# About this exercise
Your copy should hold every record verbatim and none of the pictures.

# Working data
------------------------------------------------------------------------

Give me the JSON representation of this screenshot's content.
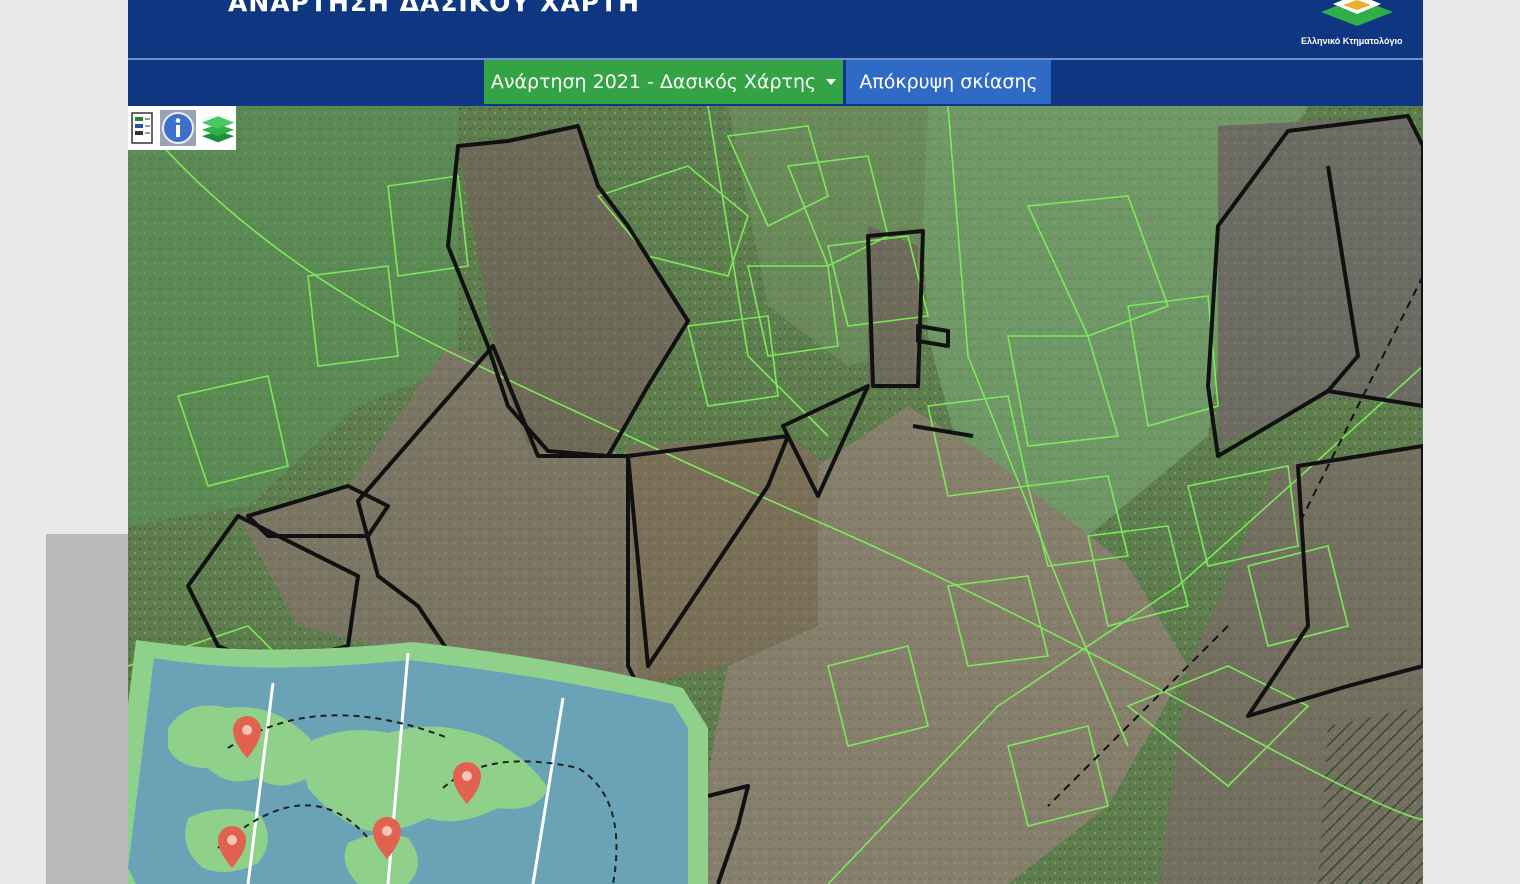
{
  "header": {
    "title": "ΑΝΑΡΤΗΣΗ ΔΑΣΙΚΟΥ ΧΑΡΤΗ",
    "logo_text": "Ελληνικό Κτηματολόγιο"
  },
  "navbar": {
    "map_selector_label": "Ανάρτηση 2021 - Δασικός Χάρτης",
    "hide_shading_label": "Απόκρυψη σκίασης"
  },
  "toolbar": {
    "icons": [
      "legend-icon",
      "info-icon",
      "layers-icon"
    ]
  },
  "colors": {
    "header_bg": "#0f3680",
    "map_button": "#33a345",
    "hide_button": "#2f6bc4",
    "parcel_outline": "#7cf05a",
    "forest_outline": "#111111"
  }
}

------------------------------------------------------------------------

# Response to this task
Give me the JSON representation of this screenshot's content.
{
  "header": {
    "title": "ΑΝΑΡΤΗΣΗ ΔΑΣΙΚΟΥ ΧΑΡΤΗ",
    "logo_text": "Ελληνικό Κτηματολόγιο"
  },
  "navbar": {
    "map_selector_label": "Ανάρτηση 2021 - Δασικός Χάρτης",
    "hide_shading_label": "Απόκρυψη σκίασης"
  },
  "toolbar": {
    "icons": [
      "legend-icon",
      "info-icon",
      "layers-icon"
    ]
  },
  "colors": {
    "header_bg": "#0f3680",
    "map_button": "#33a345",
    "hide_button": "#2f6bc4",
    "parcel_outline": "#7cf05a",
    "forest_outline": "#111111"
  }
}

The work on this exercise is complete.